New York– US State Department spokesperson Ned Price has characterised Russia selling the S-400 Triumf missile defence system to India as a “destabilising role”.
Asked at his briefing on Thursday how the missile purchase was going to affect Washington’s relations with India given the tensions between the US and Russia over Ukraine, Price said: “I think it shines a spotlight on the destabilising role that Russia is playing not only in the region, but potentially beyond as well.
“In many ways this (India buying S-400) doesn’t change the concerns that we have with the S-400 system.”
“Whether it is India, whether it is any other country, we continue to urge all countries to avoid major new transactions for Russian weapon systems.”
Price did not however, expand on how the S-400 sale was “destabilising”.
But India purchasing the cheaper S-400 system and Navy frigates and signing an agreement last month with Russian weapons company Kalashnikov to manufacture its AK-203 rifles in India have put a wrinkle in New Delhi-Washington relations raising national security issues for the US in their drive to achieve equipment interoperability as they forge closer military ties.
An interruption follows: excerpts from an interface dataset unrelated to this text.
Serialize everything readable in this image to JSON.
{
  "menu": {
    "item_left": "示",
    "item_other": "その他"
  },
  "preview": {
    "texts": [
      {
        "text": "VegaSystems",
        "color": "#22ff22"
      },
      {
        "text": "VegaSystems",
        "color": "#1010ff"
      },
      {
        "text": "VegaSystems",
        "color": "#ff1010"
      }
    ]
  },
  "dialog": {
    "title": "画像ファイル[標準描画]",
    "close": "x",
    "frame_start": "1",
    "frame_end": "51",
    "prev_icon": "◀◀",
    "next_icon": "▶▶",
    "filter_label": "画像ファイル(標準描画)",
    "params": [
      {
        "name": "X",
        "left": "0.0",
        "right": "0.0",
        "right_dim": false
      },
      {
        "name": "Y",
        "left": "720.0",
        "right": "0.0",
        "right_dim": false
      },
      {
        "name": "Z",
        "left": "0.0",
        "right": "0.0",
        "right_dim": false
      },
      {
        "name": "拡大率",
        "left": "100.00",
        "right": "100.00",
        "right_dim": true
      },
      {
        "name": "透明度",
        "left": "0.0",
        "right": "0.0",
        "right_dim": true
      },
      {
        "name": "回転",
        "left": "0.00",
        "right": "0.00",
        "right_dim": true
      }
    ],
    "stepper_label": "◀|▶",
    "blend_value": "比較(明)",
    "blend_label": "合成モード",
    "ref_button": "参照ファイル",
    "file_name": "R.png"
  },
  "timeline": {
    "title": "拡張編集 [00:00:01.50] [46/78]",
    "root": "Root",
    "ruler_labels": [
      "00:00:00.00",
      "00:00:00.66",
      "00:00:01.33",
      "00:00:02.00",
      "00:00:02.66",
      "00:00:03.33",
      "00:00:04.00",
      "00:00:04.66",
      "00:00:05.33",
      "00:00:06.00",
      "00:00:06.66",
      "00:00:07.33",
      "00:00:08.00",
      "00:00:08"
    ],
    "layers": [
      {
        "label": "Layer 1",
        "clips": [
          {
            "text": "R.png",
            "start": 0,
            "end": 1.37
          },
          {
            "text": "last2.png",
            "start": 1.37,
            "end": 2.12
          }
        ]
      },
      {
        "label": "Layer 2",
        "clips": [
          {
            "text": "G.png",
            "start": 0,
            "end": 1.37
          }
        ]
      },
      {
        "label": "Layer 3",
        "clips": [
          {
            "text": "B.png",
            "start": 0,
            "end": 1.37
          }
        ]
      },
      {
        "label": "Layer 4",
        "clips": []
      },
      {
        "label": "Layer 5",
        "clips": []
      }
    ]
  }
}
Price also said that the US has not decided whether to impose sanctions on India under the Countering America’s Adversaries Through Sanctions Act (CAATSA) which requires sanctions against countries buying Russian defence equipment.
“When it comes to CAATSA sanctions, you’ve heard me say before we haven’t made a determination with regard to this transaction, but it’s something we continue to discuss with the government of India, given the risk of sanctions for this particular transaction,” he said.
India’s purchase of the S-400 system poses a quandary for the US because of the growing ties with New Delhi as a counterpoise to China in Asia and elsewhere.
James O’Brien, the nominee for Coordinator for Sanctions Policy, had said earlier this month that in considering sanctions on India, “there are important geostrategic considerations, particularly with the relationship to China” and “so, I think, we have to look at what the balance is”.
Republican Senator Todd Young, who had asked O’Brien about CAATSA sanctions at his confirmation hearings, put the dilemma succinctly: “India is vital ally in our competition against China, and that’s why I believe we should resist taking any actions that might drive them away from us and the Quad. I’m therefore strongly supportive of waiving CAATSA sanctions against India, given our shared foreign policy interests.”
The Quad is the group of India, the US, Australia and Japan that is drawing closer together in the Indo-Pacific region that is witnessing increasingly aggressive actions by China.
As tensions mount between Russia and the US along with its allies, Washington has reached out to India to discuss the situation in Ukraine.
Deputy Secretary of State Wendy Sherman spoke with Foreign Secretary Harsh Shringla last week and they discussed “Russia’s concerning military build-up on Ukraine’s borders”, Price had said in a readout after the call.
He added that they “agreed to remain closely coordinated on shared goals and priorities”. (IANS)